The Nature of the Soul
A Sermon preached by the Rev. Nils Chittenden
Sunday, April 15th, 2018
I went to a rather traditional boarding school for my high school years. Think Harry Potter and Hogwarts, without the sorcery, but with eccentric teachers and capacious Gothic dining hall heavy with large Victorian portraits.
Of the many eccentric teachers, one that stood out was a physics teacher who I shall call Mr. Palmer, largely because that was his name.
Mr. Palmer had an enormous and powerful BMW motorbike which he bought brand new and kept in a garage next to the school gym. From day one he liked nothing better than to take it completely to bits, surrounded by a forest of bolts and springs and so on. Although I can honestly say that I had no part in this activity, I do remember some of my compadres walking past and helping themselves to a handful of these presumably vital pieces yet, time and again, Mr. Palmer managed to put the thing back together and it seemed to work just fine. I have always wondered how he managed to do it.
One of Mr. Palmer’s weirdest traits was that he refused to appear in any school photos and I remember him telling a few of us – in response to his non-appearance – that he believed that having one’s photo taken took away a part of one’s soul. Interestingly, the notion that the soul could be subdivided is a major theme in Harry Potter, since the whole premise of the books is that the antagonist, Voldemort, has defied death by splitting up his soul and, having stored all the bits in various places is now trying to collect them all up again to reunite them in a new host body. I love the Harry Potter books, by the way.
Anyhow, back to Mr. Palmer and his belief that that having one’s photo taken took away a part of one’s soul.
I remember actually thinking rather deeply about this idea at the time. It is certainly an interesting one, and more widespread an idea than one might imagine to be the case. In the end I couldn’t really agree with the concept, but it made me more aware than I had been about the idea of dualism – a key part of philosophical theology – which puts forward the view that the created world is separate and distinct from the Kingdom of God and, in its most basic form says that the material realm is evil, and in continual opposition to the spiritual realm of God.
This might sound like rather arcane theological banter, the kind of stuff that seminarians enjoy throwing around, but it is crucially important.
There is a tradition of Christian thought – again, very widespread – that says that we, as Christians, should be in the world, but not of the world. I would like to place it on the record that I couldn’t agree less with this point of view.
I, rather, would want to suggest that the created world is infinitely precious to God, and of great value, and capable of great goodness. When we know that we are made in God’s image and likeness, this means not only in spirit but in flesh, as well. God himself came to this world in flesh – he took our human form, our human nature. He was one of us, with all that it means to be human – with all of its frailties, and temptations and messiness.
Yes, being flesh and blood – as we are – is messy, and difficult and at times painful and even agonizing. And God chose to take on this nature and go through all of that messiness and pain and agony alongside us, and for us. It means that God is not just over us and above us as King, but alongside us and walking with us as our sibling.

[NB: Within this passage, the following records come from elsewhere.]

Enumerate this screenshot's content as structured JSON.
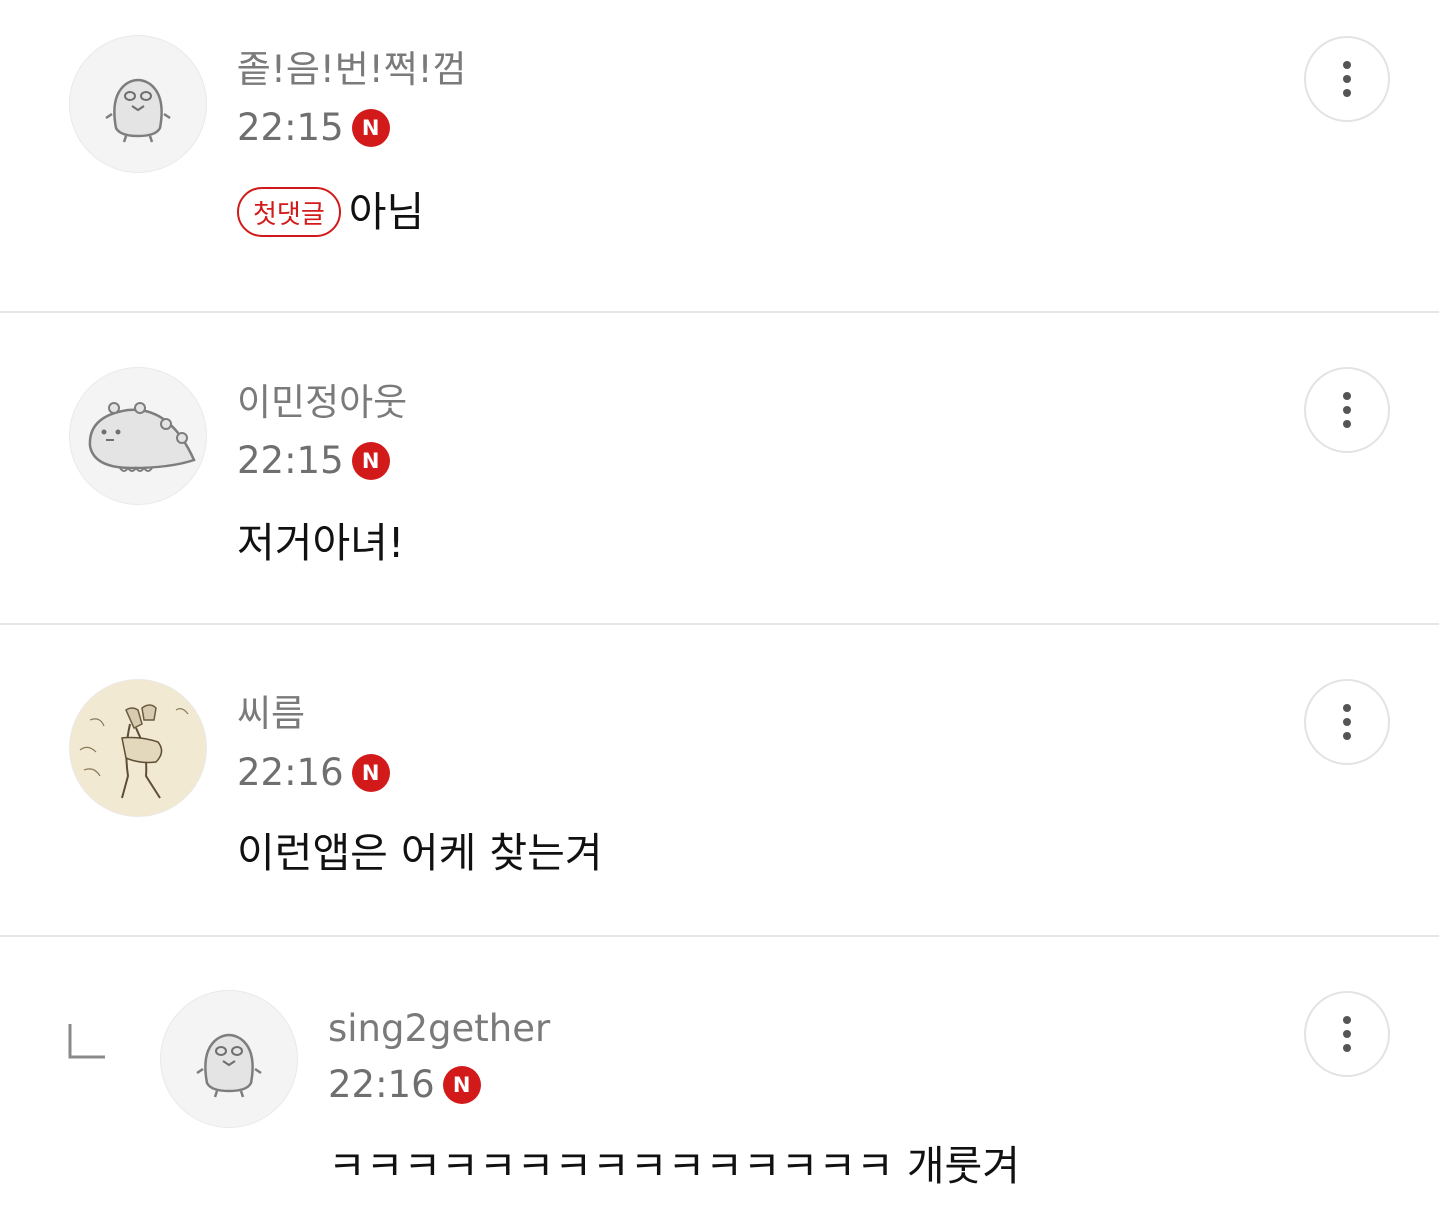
{
  "comments": [
    {
      "nickname": "좉!음!번!쩍!껌",
      "time": "22:15",
      "new_badge": "N",
      "first_badge": "첫댓글",
      "text": "아님",
      "avatar": "egg-character-icon"
    },
    {
      "nickname": "이민정아웃",
      "time": "22:15",
      "new_badge": "N",
      "text": "저거아녀!",
      "avatar": "dinosaur-character-icon"
    },
    {
      "nickname": "씨름",
      "time": "22:16",
      "new_badge": "N",
      "text": "이런앱은 어케 찾는겨",
      "avatar": "ssireum-painting-image"
    },
    {
      "nickname": "sing2gether",
      "time": "22:16",
      "new_badge": "N",
      "text": "ㅋㅋㅋㅋㅋㅋㅋㅋㅋㅋㅋㅋㅋㅋㅋ 개룻겨",
      "avatar": "egg-character-icon",
      "is_reply": true
    }
  ],
  "icons": {
    "more": "more-vertical-icon",
    "reply": "reply-arrow-icon"
  },
  "colors": {
    "accent_red": "#d31a1a",
    "divider": "#e6e6e6",
    "meta_gray": "#6f6f6f"
  }
}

This is why when Jesus was resurrected from the dead – when he rose from the grave and tore open the clutches of death – it was vital that he did so in fully human form. To be resurrected in fully human form says something really powerful about the importance of the created world – it says that it is important, and valuable and that our flesh and blood is cherished by God and worth caring about.
And this is why Jesus goes to such lengths in our Gospel reading today to make the point that he is resurrected in both soul and body. That’s why, in last week’s gospel reading he invites the apostle Thomas to poke his finger in his torn torso, and in today’s gospel reading says to the apostles, “yes, guys, it’s really me – I’m not just an apparition, a figment of your imagination, a ghost – it’s really, really me – human Jesus, the guy you knew who hung out with you and ate dinner with you and had cocktails with the tax collectors and feared for his very life in the Garden of Gethsemane". I paraphrase somewhat. And this is why Jesus goes to such lengths to have a piece of broiled fish, and to eat – because he’s human, and humans need to eat, unlike specters and apparitions.
When Jesus rose from the dead, he reclaimed from the power of death and hell not only our spiritual souls, but our earthly bodies, too. Because both our souls and our bodies are from God, and of God, and capable of good, and something to be valued and treasured.
The phrase ‘My body is a temple’ has been hijacked by cheesy yoga advertising and organic digestive cleansing programs. Let’s take back that phrase as something much more than that ephemeral stuff – let’s see both our bodies and our souls as holy places created by God, and conduits of goodness.
In the end, then, the reason that I couldn’t agree with Mr. Palmer’s view about photographs and his idea that they erode the soul is that our souls are given to us by God whole and perfect and nothing can change that. They are the gift from God that, when all is said and done, make us who we are. Our bodies are imperfect and they decline and they perish, but the soul endures for ever, consistent, enduring, and a gift from God. And even though I ended up not agreeing with Mr. Palmer, the fact that he was thinking deeply about his spiritual well-being did leave an impression on me. I think we could all learn to think more deeply about our spiritual health, just as we think deeply about our mental health and our physical health.